Items from an interface collection:

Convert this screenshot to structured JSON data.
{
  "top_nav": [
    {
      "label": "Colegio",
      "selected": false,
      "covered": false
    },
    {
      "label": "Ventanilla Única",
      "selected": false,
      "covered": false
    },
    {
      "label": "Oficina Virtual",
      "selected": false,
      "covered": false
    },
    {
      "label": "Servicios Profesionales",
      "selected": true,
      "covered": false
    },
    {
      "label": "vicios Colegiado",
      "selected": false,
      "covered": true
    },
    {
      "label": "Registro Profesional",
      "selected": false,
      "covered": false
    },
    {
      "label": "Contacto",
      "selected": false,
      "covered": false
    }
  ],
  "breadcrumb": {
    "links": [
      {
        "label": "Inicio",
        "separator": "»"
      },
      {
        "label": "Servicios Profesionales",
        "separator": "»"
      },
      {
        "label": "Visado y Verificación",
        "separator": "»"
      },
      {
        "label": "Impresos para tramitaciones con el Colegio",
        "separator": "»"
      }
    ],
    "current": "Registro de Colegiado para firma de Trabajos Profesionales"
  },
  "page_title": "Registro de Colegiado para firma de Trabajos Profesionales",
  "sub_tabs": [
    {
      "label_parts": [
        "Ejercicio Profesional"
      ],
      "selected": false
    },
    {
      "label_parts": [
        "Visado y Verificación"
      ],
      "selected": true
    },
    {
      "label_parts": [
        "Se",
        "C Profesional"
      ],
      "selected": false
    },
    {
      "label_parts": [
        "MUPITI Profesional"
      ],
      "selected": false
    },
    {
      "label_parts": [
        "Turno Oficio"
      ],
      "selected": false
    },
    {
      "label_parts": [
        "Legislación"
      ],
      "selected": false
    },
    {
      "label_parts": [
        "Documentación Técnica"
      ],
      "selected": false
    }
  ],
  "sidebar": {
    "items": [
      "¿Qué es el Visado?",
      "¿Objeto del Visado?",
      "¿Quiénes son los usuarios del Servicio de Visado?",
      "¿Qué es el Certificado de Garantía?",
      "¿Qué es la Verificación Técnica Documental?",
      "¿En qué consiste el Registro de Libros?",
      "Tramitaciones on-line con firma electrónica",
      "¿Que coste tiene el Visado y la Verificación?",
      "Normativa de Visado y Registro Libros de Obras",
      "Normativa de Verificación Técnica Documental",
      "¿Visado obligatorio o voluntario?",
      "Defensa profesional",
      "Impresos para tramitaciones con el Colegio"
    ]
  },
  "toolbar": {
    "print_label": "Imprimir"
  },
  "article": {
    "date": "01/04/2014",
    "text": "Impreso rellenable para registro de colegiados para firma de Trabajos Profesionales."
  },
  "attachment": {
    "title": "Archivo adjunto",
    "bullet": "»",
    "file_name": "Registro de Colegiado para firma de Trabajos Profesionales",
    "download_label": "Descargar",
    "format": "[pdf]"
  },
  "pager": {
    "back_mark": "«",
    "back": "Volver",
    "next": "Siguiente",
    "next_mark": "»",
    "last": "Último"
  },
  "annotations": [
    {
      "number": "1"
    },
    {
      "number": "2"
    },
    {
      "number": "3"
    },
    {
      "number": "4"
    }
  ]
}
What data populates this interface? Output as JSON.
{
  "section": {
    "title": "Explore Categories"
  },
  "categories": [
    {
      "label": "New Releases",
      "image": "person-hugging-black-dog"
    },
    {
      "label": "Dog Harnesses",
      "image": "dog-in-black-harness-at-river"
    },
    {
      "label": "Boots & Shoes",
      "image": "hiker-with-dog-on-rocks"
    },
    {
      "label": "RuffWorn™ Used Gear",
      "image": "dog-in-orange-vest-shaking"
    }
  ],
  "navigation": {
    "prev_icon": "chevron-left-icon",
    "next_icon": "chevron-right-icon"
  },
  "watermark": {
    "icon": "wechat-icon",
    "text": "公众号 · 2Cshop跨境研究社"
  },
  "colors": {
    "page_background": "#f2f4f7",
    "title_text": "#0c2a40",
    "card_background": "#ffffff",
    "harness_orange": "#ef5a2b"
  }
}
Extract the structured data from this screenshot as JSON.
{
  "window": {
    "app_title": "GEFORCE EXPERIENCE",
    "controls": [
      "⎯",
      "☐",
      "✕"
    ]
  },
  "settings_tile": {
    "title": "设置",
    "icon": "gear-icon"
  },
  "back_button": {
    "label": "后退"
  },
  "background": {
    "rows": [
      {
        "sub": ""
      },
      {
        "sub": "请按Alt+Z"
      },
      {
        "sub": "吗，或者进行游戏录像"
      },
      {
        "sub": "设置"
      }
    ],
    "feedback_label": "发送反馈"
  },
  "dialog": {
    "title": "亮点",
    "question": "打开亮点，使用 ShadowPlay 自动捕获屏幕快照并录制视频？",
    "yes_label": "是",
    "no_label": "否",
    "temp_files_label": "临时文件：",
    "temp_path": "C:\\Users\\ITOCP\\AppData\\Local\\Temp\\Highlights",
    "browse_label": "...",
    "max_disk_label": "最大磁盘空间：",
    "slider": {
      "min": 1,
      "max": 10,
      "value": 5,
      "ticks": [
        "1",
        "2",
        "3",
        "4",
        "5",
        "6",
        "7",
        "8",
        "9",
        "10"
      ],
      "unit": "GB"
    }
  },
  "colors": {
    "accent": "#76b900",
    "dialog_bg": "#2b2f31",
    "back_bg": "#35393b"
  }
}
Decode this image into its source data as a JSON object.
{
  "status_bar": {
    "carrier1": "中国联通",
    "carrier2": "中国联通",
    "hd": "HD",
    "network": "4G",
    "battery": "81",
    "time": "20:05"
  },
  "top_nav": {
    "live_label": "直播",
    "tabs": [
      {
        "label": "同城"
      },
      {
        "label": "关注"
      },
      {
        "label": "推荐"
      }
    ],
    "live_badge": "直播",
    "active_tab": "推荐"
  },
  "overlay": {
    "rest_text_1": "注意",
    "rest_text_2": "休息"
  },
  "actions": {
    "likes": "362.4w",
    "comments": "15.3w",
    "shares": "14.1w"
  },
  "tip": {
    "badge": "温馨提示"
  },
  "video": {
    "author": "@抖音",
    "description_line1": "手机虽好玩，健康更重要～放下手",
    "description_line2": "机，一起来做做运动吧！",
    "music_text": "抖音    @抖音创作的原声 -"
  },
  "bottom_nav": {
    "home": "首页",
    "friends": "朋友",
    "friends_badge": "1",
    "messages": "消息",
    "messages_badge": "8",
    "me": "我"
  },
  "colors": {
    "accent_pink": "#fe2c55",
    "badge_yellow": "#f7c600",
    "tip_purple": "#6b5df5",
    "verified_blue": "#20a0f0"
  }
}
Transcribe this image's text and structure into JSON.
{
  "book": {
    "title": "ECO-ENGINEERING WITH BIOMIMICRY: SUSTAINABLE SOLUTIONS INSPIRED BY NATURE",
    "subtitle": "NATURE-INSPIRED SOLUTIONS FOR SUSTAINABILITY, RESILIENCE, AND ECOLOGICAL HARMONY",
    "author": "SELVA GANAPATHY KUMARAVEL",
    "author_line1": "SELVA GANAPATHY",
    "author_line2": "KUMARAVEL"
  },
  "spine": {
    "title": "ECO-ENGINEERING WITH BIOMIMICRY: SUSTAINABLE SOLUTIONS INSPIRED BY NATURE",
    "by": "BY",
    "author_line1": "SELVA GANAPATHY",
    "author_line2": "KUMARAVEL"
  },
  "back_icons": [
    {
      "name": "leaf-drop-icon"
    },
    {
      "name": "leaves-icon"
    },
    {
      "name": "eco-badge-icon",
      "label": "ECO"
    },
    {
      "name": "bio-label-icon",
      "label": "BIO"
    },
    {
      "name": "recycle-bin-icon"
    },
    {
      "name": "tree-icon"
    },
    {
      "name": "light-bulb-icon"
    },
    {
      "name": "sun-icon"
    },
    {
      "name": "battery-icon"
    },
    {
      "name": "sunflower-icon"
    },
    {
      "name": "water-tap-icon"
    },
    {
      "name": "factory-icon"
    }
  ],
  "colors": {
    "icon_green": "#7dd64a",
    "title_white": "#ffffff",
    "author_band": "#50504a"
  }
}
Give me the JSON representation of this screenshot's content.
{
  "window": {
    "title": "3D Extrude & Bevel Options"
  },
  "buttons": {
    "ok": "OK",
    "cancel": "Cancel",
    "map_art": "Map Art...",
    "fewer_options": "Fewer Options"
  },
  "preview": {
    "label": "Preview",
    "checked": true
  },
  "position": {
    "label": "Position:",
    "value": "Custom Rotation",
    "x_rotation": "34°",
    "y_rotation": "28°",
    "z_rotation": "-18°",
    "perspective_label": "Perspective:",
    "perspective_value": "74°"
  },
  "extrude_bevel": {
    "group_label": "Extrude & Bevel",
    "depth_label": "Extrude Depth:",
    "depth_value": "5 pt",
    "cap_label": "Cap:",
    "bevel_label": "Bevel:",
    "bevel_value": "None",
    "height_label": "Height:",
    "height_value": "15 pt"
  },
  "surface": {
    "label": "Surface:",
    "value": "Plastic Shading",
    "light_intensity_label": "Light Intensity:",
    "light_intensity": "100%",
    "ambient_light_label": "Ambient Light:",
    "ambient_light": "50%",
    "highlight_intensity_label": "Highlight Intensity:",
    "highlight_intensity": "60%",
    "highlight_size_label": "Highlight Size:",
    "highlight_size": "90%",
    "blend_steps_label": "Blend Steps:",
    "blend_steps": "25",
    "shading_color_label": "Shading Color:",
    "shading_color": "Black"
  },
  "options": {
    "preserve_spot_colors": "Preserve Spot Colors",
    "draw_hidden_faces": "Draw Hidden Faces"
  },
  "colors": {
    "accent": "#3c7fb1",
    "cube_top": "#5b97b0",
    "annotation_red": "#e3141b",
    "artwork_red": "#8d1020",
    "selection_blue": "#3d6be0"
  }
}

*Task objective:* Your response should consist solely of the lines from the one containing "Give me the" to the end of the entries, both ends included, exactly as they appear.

*Written response:*
Give me the JSON representation of this screenshot's content.
{
  "window": {
    "title": "3D Extrude & Bevel Options"
  },
  "buttons": {
    "ok": "OK",
    "cancel": "Cancel",
    "map_art": "Map Art...",
    "fewer_options": "Fewer Options"
  },
  "preview": {
    "label": "Preview",
    "checked": true
  },
  "position": {
    "label": "Position:",
    "value": "Custom Rotation",
    "x_rotation": "34°",
    "y_rotation": "28°",
    "z_rotation": "-18°",
    "perspective_label": "Perspective:",
    "perspective_value": "74°"
  },
  "extrude_bevel": {
    "group_label": "Extrude & Bevel",
    "depth_label": "Extrude Depth:",
    "depth_value": "5 pt",
    "cap_label": "Cap:",
    "bevel_label": "Bevel:",
    "bevel_value": "None",
    "height_label": "Height:",
    "height_value": "15 pt"
  },
  "surface": {
    "label": "Surface:",
    "value": "Plastic Shading",
    "light_intensity_label": "Light Intensity:",
    "light_intensity": "100%",
    "ambient_light_label": "Ambient Light:",
    "ambient_light": "50%",
    "highlight_intensity_label": "Highlight Intensity:",
    "highlight_intensity": "60%",
    "highlight_size_label": "Highlight Size:",
    "highlight_size": "90%",
    "blend_steps_label": "Blend Steps:",
    "blend_steps": "25",
    "shading_color_label": "Shading Color:",
    "shading_color": "Black"
  },
  "options": {
    "preserve_spot_colors": "Preserve Spot Colors",
    "draw_hidden_faces": "Draw Hidden Faces"
  },
  "colors": {
    "accent": "#3c7fb1",
    "cube_top": "#5b97b0",
    "annotation_red": "#e3141b",
    "artwork_red": "#8d1020",
    "selection_blue": "#3d6be0"
  }
}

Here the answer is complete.